→ **EXTRACTED MATERIAL**:
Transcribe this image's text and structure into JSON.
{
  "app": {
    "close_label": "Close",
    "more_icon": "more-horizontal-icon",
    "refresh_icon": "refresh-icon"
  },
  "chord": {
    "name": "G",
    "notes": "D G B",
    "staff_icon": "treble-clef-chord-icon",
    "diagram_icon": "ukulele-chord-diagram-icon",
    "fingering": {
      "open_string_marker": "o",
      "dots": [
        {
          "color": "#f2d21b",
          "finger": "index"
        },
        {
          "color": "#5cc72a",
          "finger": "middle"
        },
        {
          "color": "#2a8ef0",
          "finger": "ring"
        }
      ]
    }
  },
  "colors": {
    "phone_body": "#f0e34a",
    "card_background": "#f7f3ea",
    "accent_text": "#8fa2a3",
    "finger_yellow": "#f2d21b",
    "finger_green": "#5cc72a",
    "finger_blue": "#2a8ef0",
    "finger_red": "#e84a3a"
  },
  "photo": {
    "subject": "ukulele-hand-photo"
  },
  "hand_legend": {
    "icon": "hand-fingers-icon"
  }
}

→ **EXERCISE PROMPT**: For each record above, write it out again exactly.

→ **WRITTEN RESPONSE**:
Transcribe this image's text and structure into JSON.
{
  "app": {
    "close_label": "Close",
    "more_icon": "more-horizontal-icon",
    "refresh_icon": "refresh-icon"
  },
  "chord": {
    "name": "G",
    "notes": "D G B",
    "staff_icon": "treble-clef-chord-icon",
    "diagram_icon": "ukulele-chord-diagram-icon",
    "fingering": {
      "open_string_marker": "o",
      "dots": [
        {
          "color": "#f2d21b",
          "finger": "index"
        },
        {
          "color": "#5cc72a",
          "finger": "middle"
        },
        {
          "color": "#2a8ef0",
          "finger": "ring"
        }
      ]
    }
  },
  "colors": {
    "phone_body": "#f0e34a",
    "card_background": "#f7f3ea",
    "accent_text": "#8fa2a3",
    "finger_yellow": "#f2d21b",
    "finger_green": "#5cc72a",
    "finger_blue": "#2a8ef0",
    "finger_red": "#e84a3a"
  },
  "photo": {
    "subject": "ukulele-hand-photo"
  },
  "hand_legend": {
    "icon": "hand-fingers-icon"
  }
}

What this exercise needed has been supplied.